Purpose – The presented research aims to depict shoppers’ touching behaviour in relation to the introduction of visual and olfactory sensory cues at point-of-purchase in a retail setting. In the field of retailing research, there is a paucity of knowledge on how visual and olfactory sensory cues impact on consumers’ touch behaviour.

Design/methodology/approach – The author presents a review of theoretically relevant work from retailing and consumer psychology, and an original study examining the impact of visual and olfactory sensory cues on consumer touch behaviour. The study was a field experiment in the glass department of the Swedish retailer IKEA. The design was quasi-experimental with a convenience sample of shoppers assigned to a control group (n=451) and an experimental group (n=435).

Findings – In the reported study, the author finds significant differences between shoppers’ touching behaviour in a manipulated point-of-purchase compared to a conventional one. The findings show that visual and olfactory sensory cues have a positive impact on shoppers’ touching behaviour, purchase intentions and total sale.

Research limitations/implications – The findings demonstrate that sensory cues exert a positive impact on consumers’ desire to touch. Sensory cues frame consumers’ affective responses and decision making through involving the sense of touch.

Practical implications – The findings provide guidelines for managers of retail and service outlets, concerning the benefits of sensory cues in enhancing shoppers’ touching behaviour at point-of-purchase.

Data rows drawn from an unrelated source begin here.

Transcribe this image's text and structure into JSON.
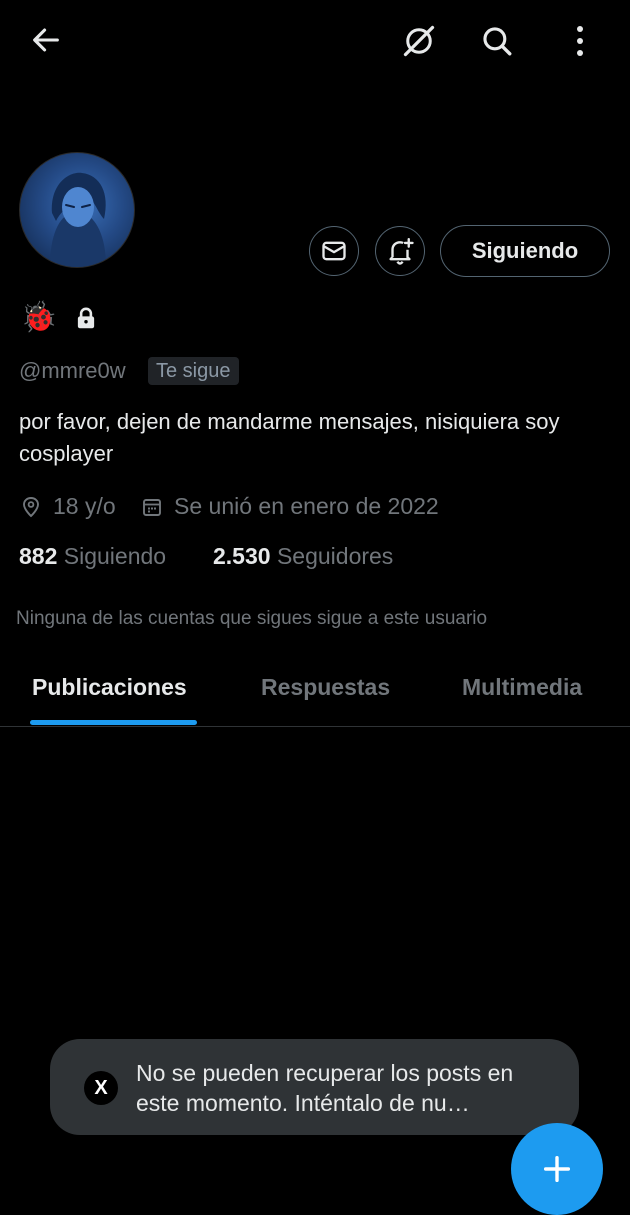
{
  "header": {
    "back_icon": "arrow-left-icon",
    "grok_icon": "grok-icon",
    "search_icon": "search-icon",
    "more_icon": "more-vertical-icon"
  },
  "profile": {
    "avatar_icon": "avatar",
    "emoji": "🐞",
    "lock_icon": "lock-icon",
    "handle": "@mmre0w",
    "follows_you_badge": "Te sigue",
    "bio": "por favor, dejen de mandarme mensajes, nisiquiera soy cosplayer",
    "location_icon": "location-pin-icon",
    "location": "18 y/o",
    "calendar_icon": "calendar-icon",
    "joined": "Se unió en enero de 2022",
    "following_count": "882",
    "following_label": "Siguiendo",
    "followers_count": "2.530",
    "followers_label": "Seguidores",
    "mutual_note": "Ninguna de las cuentas que sigues sigue a este usuario"
  },
  "actions": {
    "message_icon": "envelope-icon",
    "notify_icon": "bell-plus-icon",
    "follow_button_label": "Siguiendo"
  },
  "tabs": [
    {
      "label": "Publicaciones",
      "active": true
    },
    {
      "label": "Respuestas",
      "active": false
    },
    {
      "label": "Multimedia",
      "active": false
    }
  ],
  "toast": {
    "logo": "X",
    "message": "No se pueden recuperar los posts en este momento. Inténtalo de nu…"
  },
  "fab": {
    "icon": "plus-icon"
  },
  "colors": {
    "accent": "#1d9bf0",
    "background": "#000000",
    "muted": "#71767b"
  }
}
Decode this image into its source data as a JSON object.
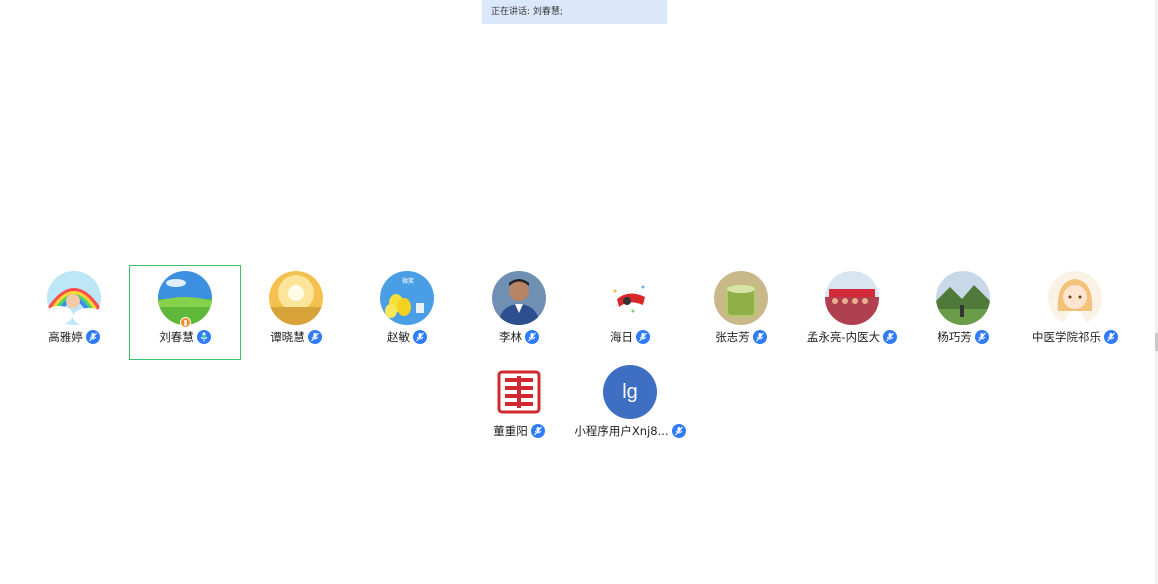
{
  "speaking": {
    "text": "正在讲话: 刘春慧;"
  },
  "participants": [
    {
      "name": "高雅婷",
      "avatar": "rainbow-cartoon-avatar",
      "mic": "muted"
    },
    {
      "name": "刘春慧",
      "avatar": "green-meadow-avatar",
      "mic": "speaking",
      "active": true,
      "host": true
    },
    {
      "name": "谭晓慧",
      "avatar": "sunburst-avatar",
      "mic": "muted"
    },
    {
      "name": "赵敏",
      "avatar": "yellow-balloons-avatar",
      "mic": "muted",
      "avatar_caption": "微笑"
    },
    {
      "name": "李林",
      "avatar": "man-portrait-avatar",
      "mic": "muted"
    },
    {
      "name": "海日",
      "avatar": "red-flag-avatar",
      "mic": "muted"
    },
    {
      "name": "张志芳",
      "avatar": "green-tea-avatar",
      "mic": "muted"
    },
    {
      "name": "孟永亮-内医大",
      "avatar": "group-photo-avatar",
      "mic": "muted"
    },
    {
      "name": "杨巧芳",
      "avatar": "mountain-landscape-avatar",
      "mic": "muted"
    },
    {
      "name": "中医学院祁乐",
      "avatar": "anime-girl-avatar",
      "mic": "muted"
    },
    {
      "name": "董重阳",
      "avatar": "red-seal-avatar",
      "mic": "muted"
    },
    {
      "name": "小程序用户Xnj8...",
      "avatar": "initials-avatar",
      "initials": "lg",
      "mic": "muted"
    }
  ],
  "colors": {
    "accent": "#2f7cf6",
    "active_border": "#3cc06a",
    "speaking_bar": "#dbe8fb",
    "initials_bg": "#3f6fc2",
    "host_badge": "#f08c2a"
  }
}
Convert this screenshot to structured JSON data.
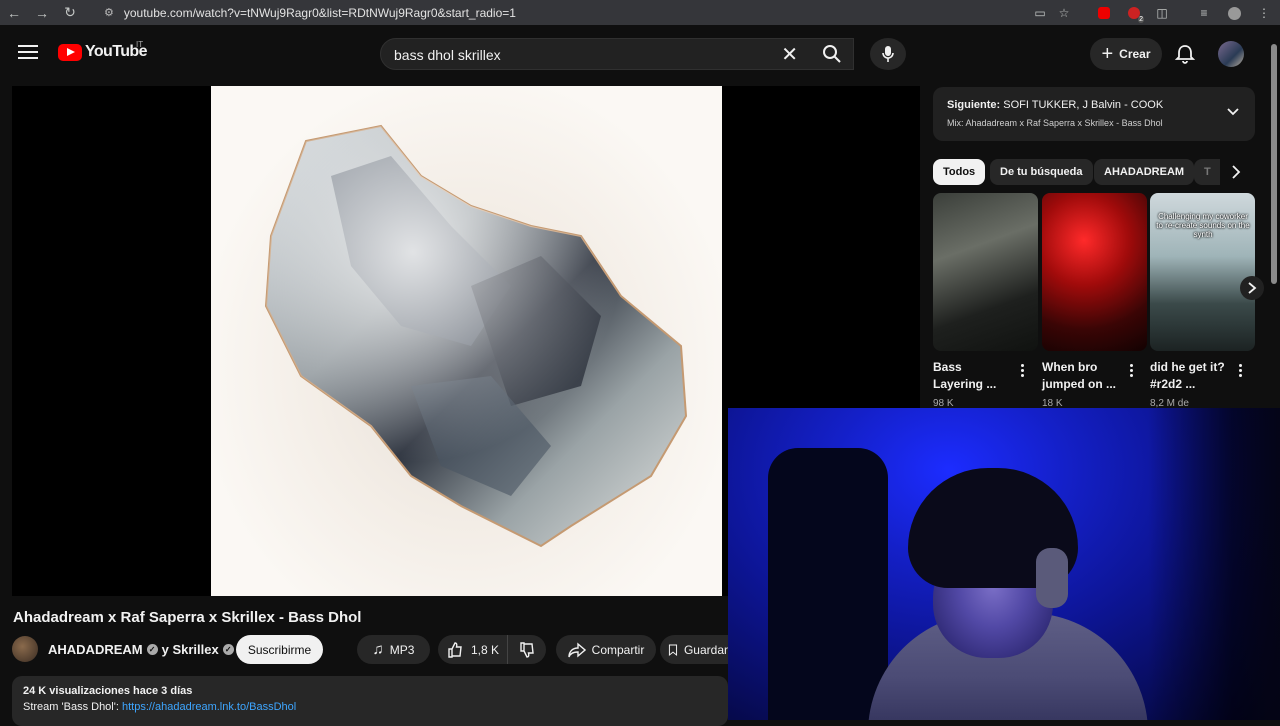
{
  "browser": {
    "url": "youtube.com/watch?v=tNWuj9Ragr0&list=RDtNWuj9Ragr0&start_radio=1",
    "ext_badge": "2"
  },
  "header": {
    "logo_text": "YouTube",
    "logo_country": "IT",
    "search_value": "bass dhol skrillex",
    "create_label": "Crear"
  },
  "video": {
    "title": "Ahadadream x Raf Saperra x Skrillex - Bass Dhol",
    "channel": "AHADADREAM",
    "channel_suffix": "y Skrillex",
    "subscribe_label": "Suscribirme",
    "mp3_label": "MP3",
    "likes": "1,8 K",
    "share_label": "Compartir",
    "save_label": "Guardar",
    "views_date": "24 K visualizaciones  hace 3 días",
    "desc_prefix": "Stream 'Bass Dhol':",
    "desc_link": "https://ahadadream.lnk.to/BassDhol"
  },
  "mix": {
    "next_label": "Siguiente:",
    "next_title": "SOFI TUKKER, J Balvin - COOK",
    "mix_title": "Mix: Ahadadream x Raf Saperra x Skrillex - Bass Dhol"
  },
  "chips": [
    "Todos",
    "De tu búsqueda",
    "AHADADREAM",
    "T"
  ],
  "shorts": [
    {
      "title": "Bass Layering ...",
      "views": "98 K"
    },
    {
      "title": "When bro jumped on ...",
      "views": "18 K"
    },
    {
      "title": "did he get it? #r2d2 ...",
      "views": "8,2 M de",
      "overlay": "Challenging my coworker to re-create sounds on the synth"
    }
  ],
  "colors": {
    "accent": "#ff0000",
    "link": "#3ea6ff",
    "bg": "#0f0f0f"
  }
}
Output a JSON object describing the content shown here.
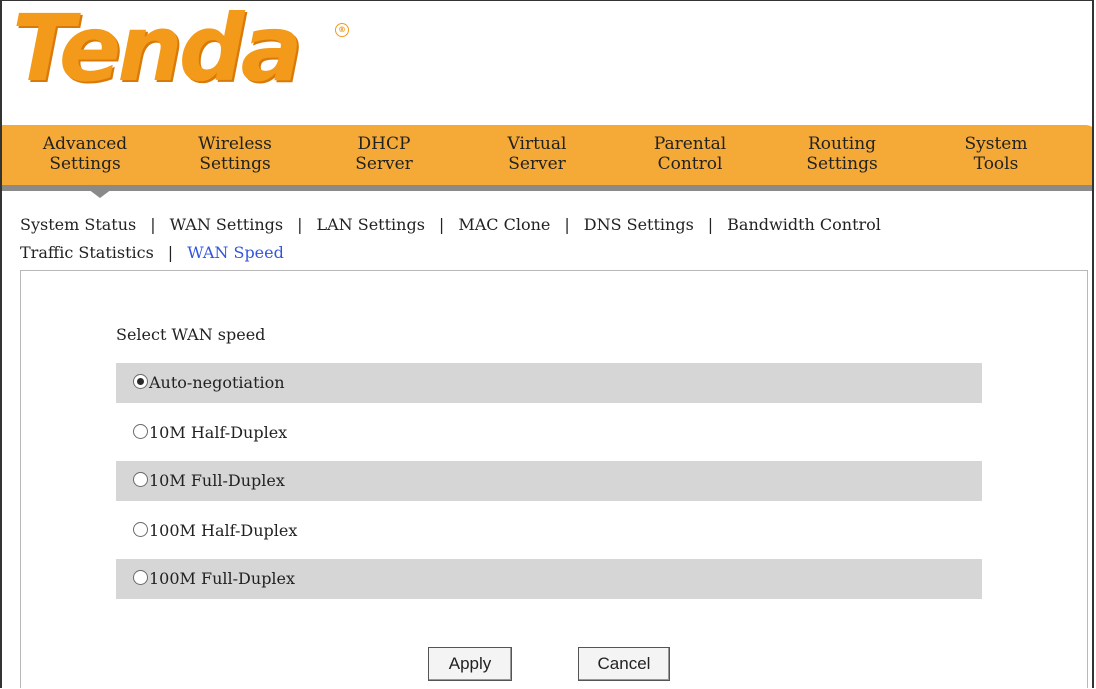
{
  "brand": {
    "logo_text": "Tenda"
  },
  "main_nav": [
    {
      "line1": "Advanced",
      "line2": "Settings"
    },
    {
      "line1": "Wireless",
      "line2": "Settings"
    },
    {
      "line1": "DHCP",
      "line2": "Server"
    },
    {
      "line1": "Virtual",
      "line2": "Server"
    },
    {
      "line1": "Parental",
      "line2": "Control"
    },
    {
      "line1": "Routing",
      "line2": "Settings"
    },
    {
      "line1": "System",
      "line2": "Tools"
    }
  ],
  "sub_nav": {
    "items": [
      "System Status",
      "WAN Settings",
      "LAN Settings",
      "MAC Clone",
      "DNS Settings",
      "Bandwidth Control",
      "Traffic Statistics",
      "WAN Speed"
    ],
    "separator": "|",
    "active_color": "#3355dd"
  },
  "form": {
    "title": "Select WAN speed",
    "options": [
      "Auto-negotiation",
      "10M Half-Duplex",
      "10M Full-Duplex",
      "100M Half-Duplex",
      "100M Full-Duplex"
    ],
    "selected": "Auto-negotiation"
  },
  "buttons": {
    "apply": "Apply",
    "cancel": "Cancel"
  },
  "colors": {
    "nav_bg": "#f5a936",
    "logo": "#f39a1a",
    "row_shade": "#d6d6d6"
  }
}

Originality/value – The research demonstrates that the introduction of visual and olfactory sensory cues impact consumers’ touch behaviour at point-of-purchase in a retail setting.